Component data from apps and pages
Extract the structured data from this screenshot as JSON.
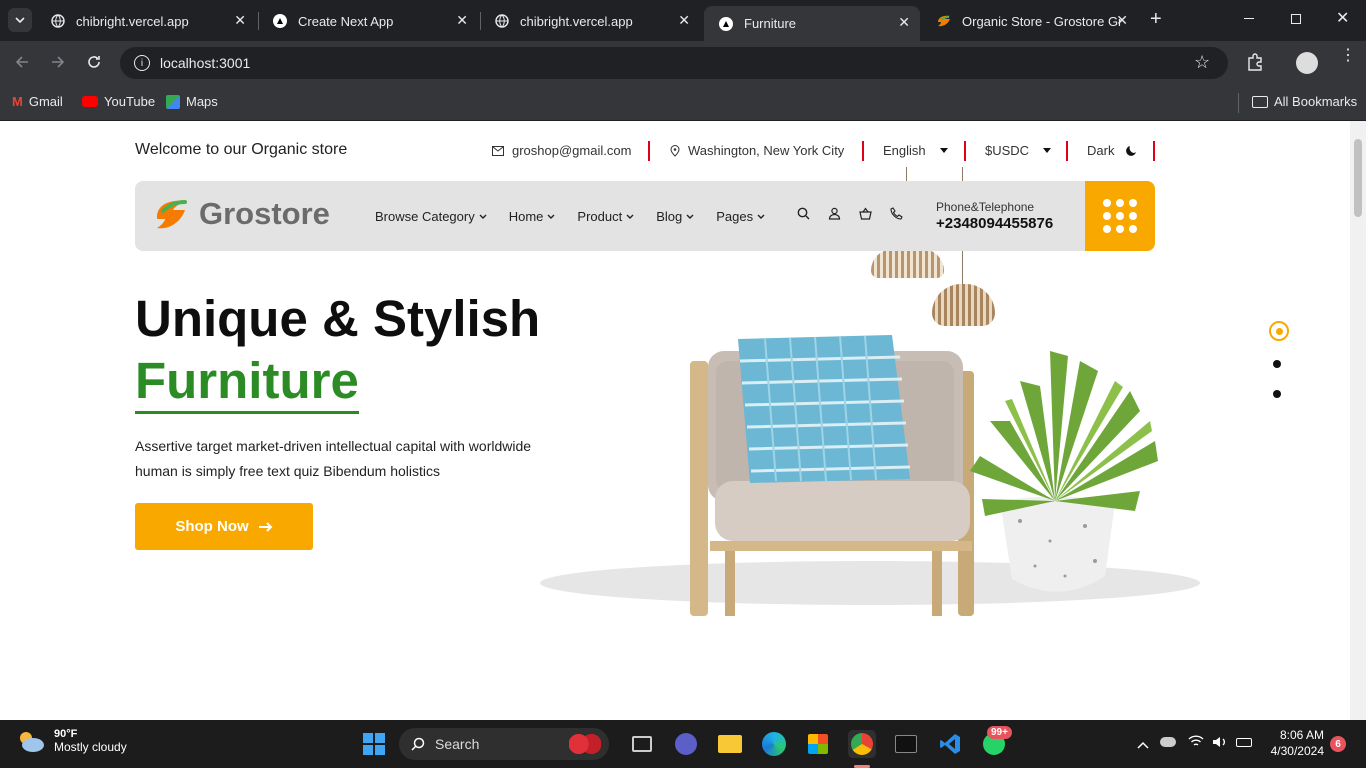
{
  "tabs": [
    {
      "title": "chibright.vercel.app",
      "icon": "globe-icon"
    },
    {
      "title": "Create Next App",
      "icon": "nextjs-icon"
    },
    {
      "title": "chibright.vercel.app",
      "icon": "globe-icon"
    },
    {
      "title": "Furniture",
      "icon": "nextjs-icon"
    },
    {
      "title": "Organic Store - Grostore Gro",
      "icon": "grostore-icon"
    }
  ],
  "address": "localhost:3001",
  "bookmarks": [
    {
      "label": "Gmail"
    },
    {
      "label": "YouTube"
    },
    {
      "label": "Maps"
    }
  ],
  "all_bookmarks": "All Bookmarks",
  "site": {
    "welcome": "Welcome to our Organic store",
    "email": "groshop@gmail.com",
    "location": "Washington, New York City",
    "language": "English",
    "currency": "$USDC",
    "theme": "Dark",
    "logo": "Grostore",
    "menu": [
      "Browse Category",
      "Home",
      "Product",
      "Blog",
      "Pages"
    ],
    "phone_label": "Phone&Telephone",
    "phone_number": "+2348094455876",
    "hero_line1": "Unique & Stylish",
    "hero_line2": "Furniture",
    "hero_desc": "Assertive target market-driven intellectual capital with worldwide human is simply free text quiz Bibendum holistics",
    "cta": "Shop Now",
    "colors": {
      "accent": "#f9a800",
      "green": "#2b8b24"
    }
  },
  "taskbar": {
    "temp": "90°F",
    "weather": "Mostly cloudy",
    "search": "Search",
    "whatsapp_badge": "99+",
    "time": "8:06 AM",
    "date": "4/30/2024",
    "notif_count": "6"
  }
}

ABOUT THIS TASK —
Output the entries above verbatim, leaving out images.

RESPONSE TO THE EXERCISE —
Extract the structured data from this screenshot as JSON.
{
  "tabs": [
    {
      "title": "chibright.vercel.app",
      "icon": "globe-icon"
    },
    {
      "title": "Create Next App",
      "icon": "nextjs-icon"
    },
    {
      "title": "chibright.vercel.app",
      "icon": "globe-icon"
    },
    {
      "title": "Furniture",
      "icon": "nextjs-icon"
    },
    {
      "title": "Organic Store - Grostore Gro",
      "icon": "grostore-icon"
    }
  ],
  "address": "localhost:3001",
  "bookmarks": [
    {
      "label": "Gmail"
    },
    {
      "label": "YouTube"
    },
    {
      "label": "Maps"
    }
  ],
  "all_bookmarks": "All Bookmarks",
  "site": {
    "welcome": "Welcome to our Organic store",
    "email": "groshop@gmail.com",
    "location": "Washington, New York City",
    "language": "English",
    "currency": "$USDC",
    "theme": "Dark",
    "logo": "Grostore",
    "menu": [
      "Browse Category",
      "Home",
      "Product",
      "Blog",
      "Pages"
    ],
    "phone_label": "Phone&Telephone",
    "phone_number": "+2348094455876",
    "hero_line1": "Unique & Stylish",
    "hero_line2": "Furniture",
    "hero_desc": "Assertive target market-driven intellectual capital with worldwide human is simply free text quiz Bibendum holistics",
    "cta": "Shop Now",
    "colors": {
      "accent": "#f9a800",
      "green": "#2b8b24"
    }
  },
  "taskbar": {
    "temp": "90°F",
    "weather": "Mostly cloudy",
    "search": "Search",
    "whatsapp_badge": "99+",
    "time": "8:06 AM",
    "date": "4/30/2024",
    "notif_count": "6"
  }
}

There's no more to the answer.